[INFORMATION PROVIDED — start]

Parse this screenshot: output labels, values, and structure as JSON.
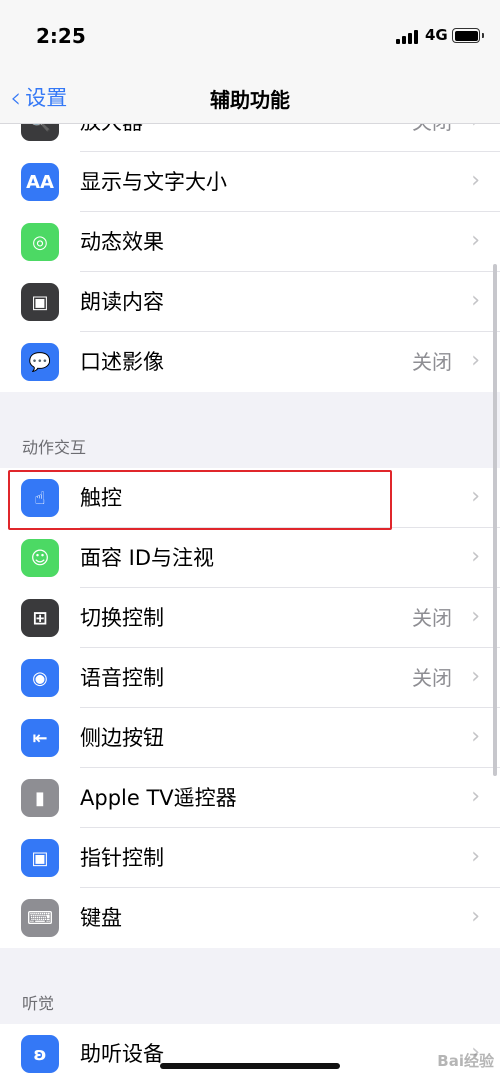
{
  "status_bar": {
    "time": "2:25",
    "network": "4G"
  },
  "nav": {
    "back_label": "设置",
    "title": "辅助功能"
  },
  "group1": [
    {
      "label": "放大器",
      "value": "关闭",
      "icon": "magnifier-icon",
      "color": "#3a3a3c"
    },
    {
      "label": "显示与文字大小",
      "value": "",
      "icon": "text-size-icon",
      "color": "#3478f6"
    },
    {
      "label": "动态效果",
      "value": "",
      "icon": "motion-icon",
      "color": "#4cd964"
    },
    {
      "label": "朗读内容",
      "value": "",
      "icon": "speech-icon",
      "color": "#3a3a3c"
    },
    {
      "label": "口述影像",
      "value": "关闭",
      "icon": "audio-description-icon",
      "color": "#3478f6"
    }
  ],
  "section_interaction": {
    "title": "动作交互"
  },
  "group2": [
    {
      "label": "触控",
      "value": "",
      "icon": "touch-hand-icon",
      "color": "#3478f6"
    },
    {
      "label": "面容 ID与注视",
      "value": "",
      "icon": "face-id-icon",
      "color": "#4cd964"
    },
    {
      "label": "切换控制",
      "value": "关闭",
      "icon": "switch-control-icon",
      "color": "#3a3a3c"
    },
    {
      "label": "语音控制",
      "value": "关闭",
      "icon": "voice-control-icon",
      "color": "#3478f6"
    },
    {
      "label": "侧边按钮",
      "value": "",
      "icon": "side-button-icon",
      "color": "#3478f6"
    },
    {
      "label": "Apple TV遥控器",
      "value": "",
      "icon": "tv-remote-icon",
      "color": "#8e8e93"
    },
    {
      "label": "指针控制",
      "value": "",
      "icon": "pointer-control-icon",
      "color": "#3478f6"
    },
    {
      "label": "键盘",
      "value": "",
      "icon": "keyboard-icon",
      "color": "#8e8e93"
    }
  ],
  "section_hearing": {
    "title": "听觉"
  },
  "group3": [
    {
      "label": "助听设备",
      "value": "",
      "icon": "ear-icon",
      "color": "#3478f6"
    }
  ],
  "chevron": "›",
  "watermark": "Bai经验"
}
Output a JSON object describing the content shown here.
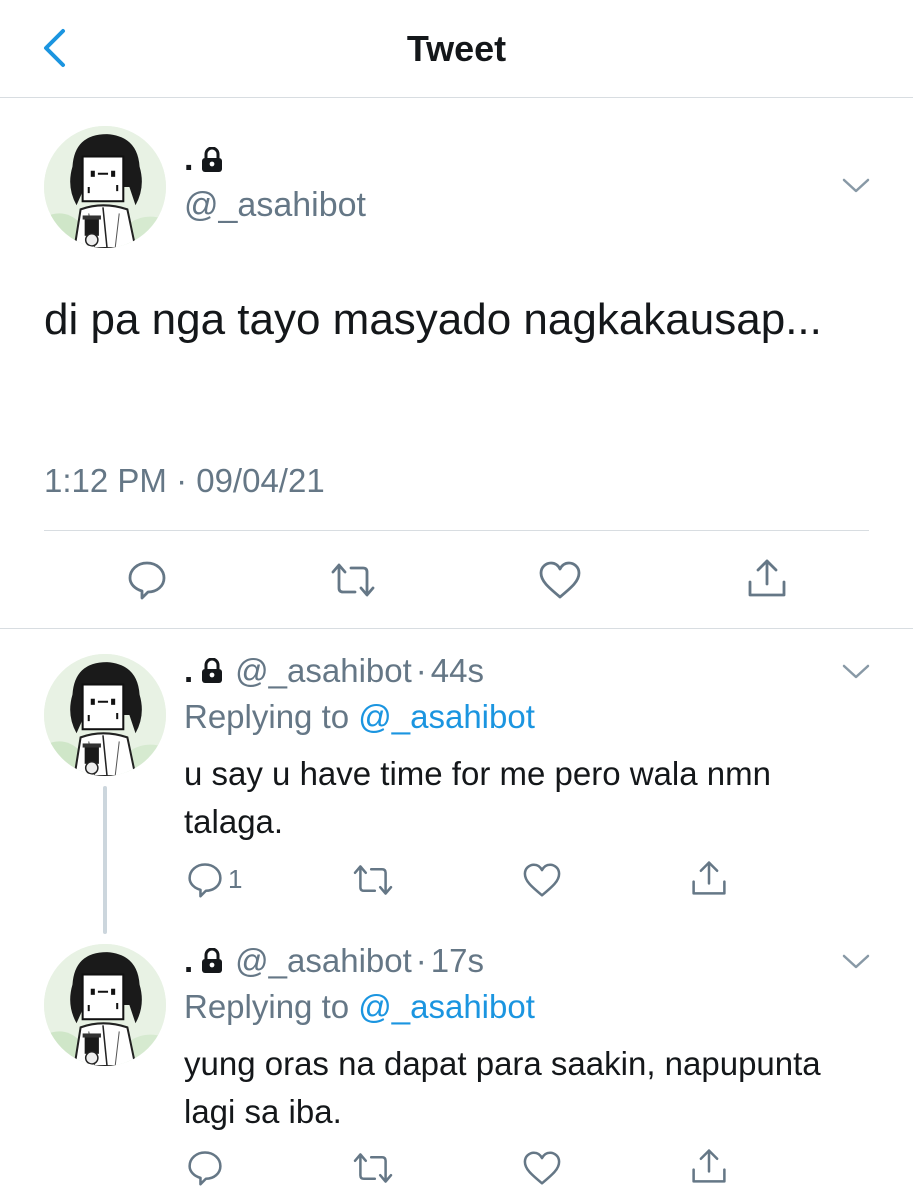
{
  "header": {
    "title": "Tweet"
  },
  "main_tweet": {
    "name": ".",
    "handle": "@_asahibot",
    "text": "di pa nga tayo masyado nagkakausap...",
    "timestamp": "1:12 PM · 09/04/21"
  },
  "replies": [
    {
      "name": ".",
      "handle": "@_asahibot",
      "dot": "·",
      "time": "44s",
      "replying_prefix": "Replying to ",
      "replying_to": "@_asahibot",
      "text": "u say u have time for me pero wala nmn talaga.",
      "reply_count": "1"
    },
    {
      "name": ".",
      "handle": "@_asahibot",
      "dot": "·",
      "time": "17s",
      "replying_prefix": "Replying to ",
      "replying_to": "@_asahibot",
      "text": "yung oras na dapat para saakin, napupunta lagi sa iba.",
      "reply_count": ""
    }
  ],
  "icons": {
    "back": "chevron-left-icon",
    "lock": "lock-icon",
    "more": "chevron-down-icon",
    "reply": "reply-icon",
    "retweet": "retweet-icon",
    "like": "heart-icon",
    "share": "share-icon"
  },
  "colors": {
    "accent": "#1b95e0",
    "secondary_text": "#657786",
    "icon_gray": "#657786",
    "divider": "#d8dde1",
    "thread_line": "#ccd6dd"
  }
}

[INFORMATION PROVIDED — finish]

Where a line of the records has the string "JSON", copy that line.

* SOLUTION:
Parse this screenshot: output labels, values, and structure as JSON.
Output a JSON object describing the content shown here.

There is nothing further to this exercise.